Unfortunately, despite a promising start off point (who doesn’t want to be an all-conquering evil demon?) Impire quickly starts going downhill.
There’s an issue that runs right through Impire from the first level right through to the end; Repetition. Every level starts with the same process; Quickly gather resources, build up your dungeon and unlock the units you’d already previously unlocked on the previous level. All feel of progression is stifled by this unlock process. If it’s been done once at a lower and presumably easier level, why should the player have to unlock the same units again? It feels strongly like the developers have thrown a purposeful spanner in the works in order to slow you down. Instead of adding meaningful length to the game though it just serves to grate.
There’s also a problem in that the actual building of your dungeon is a process laden with frustrations. The few resources available can make the expansion a slow process and the pre-determined sizes and shapes of the rooms can make it awkward to fix together. It’s also impossible to destroy a room you’ve previously built and, as I discovered on one particularly frustrating occasion, it can leave it actually impossible to complete a level if you’ve blocked off a necessary pathway.
The interface quickly became a major source of ire for me personally. The menu system is sometimes painfully unintuitive with the vast array of icons sometimes given scant or no explanation. For example; in the squads menu there are 5 icons available next to your groups of creatures. Hovering over two of these icons displays a pop up explaining what that particular button does however the other three, inevitably the ones with icons that aren’t self explanatory, show nothing to suggest what they’re used for. In 2013, surely this is Game Design 101?

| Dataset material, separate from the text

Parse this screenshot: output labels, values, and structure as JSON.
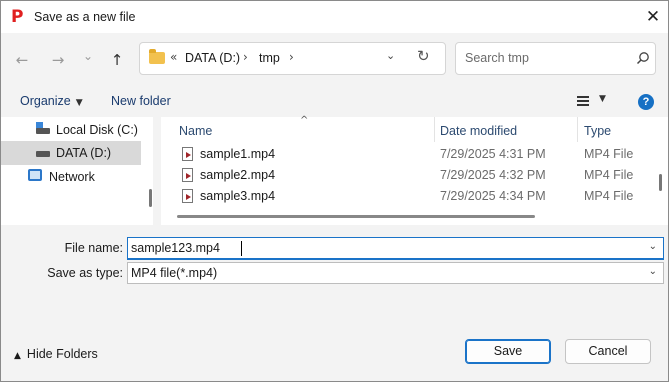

The camera angle is equally frustrating as it’s nearly impossible to get a perfect view of the action. Zooming in brings you a little bit too close for comfort, leaving you with a very limited field of view. This becomes a particular issue during combat as all the units, both yours and the enemies, meld together into a chaotic bundle of mini explosions, flailing limbs and hit points. While this may have been a conscious design choice to reflect the cartoony look to the game it unfortunately makes me nigh on impossible to issue commands to your units. Similarly, zooming out is equally unhelpful. The camera then switches to a top down view and completely removes any feeling of connection from the game.
Also disappointing are the overall graphics. While the cutesy and cartoony characters are quite nicely modelled, if not a bit angular and blocky, the game contains one of my major bugbears; The characters lips don’t move when they speak. You may think this is picky (hell, I think this is picky) but there’s something about watching a cutscene featuring voice overs and the character models waving their arms around but with their lips firmly planted shut that creates an instant loathing within me.
Perversely though, and in spite of all the above, Impire has some charm – The script during the admittedly overly-long cutscenes is witty, self-aware and decidedly adult in places. I was fairly taken back when during the initial cutscene one character describes another with a beautifully enunciated ‘little prick’.
The missions are also suitably demonic and quite amusing, with goals such as poisoning a town with barrels of rotten rat flesh. They’re bizarre but fit the theme and sense of humour of the game perfectly.
In summary, it’s cripplingly obvious how much Impire wanted to be Dungeon Keeper and it sadly falls way short. It unfortunately comes across less like an updated and loving tribute and more like the New Look knock off of a designer label. That’s not to say Impire is a bad game, it’s quite clearly not. Much like the aforementioned clothing brand, it’s an entirely adequate product, it just sadly pales in insignificance when placed next to the exalted company it tries so hard to emulate.
MLG Rating: 5/10 Platform: PC Release Date: 14/02/2013
Disclosure: Midlife Gamer were provided a digital copy of Impire for review purposes. The title was reviewed over the course of 2 weeks on a PC. For more information on what our scores mean, plus details of our reviews policy, click here.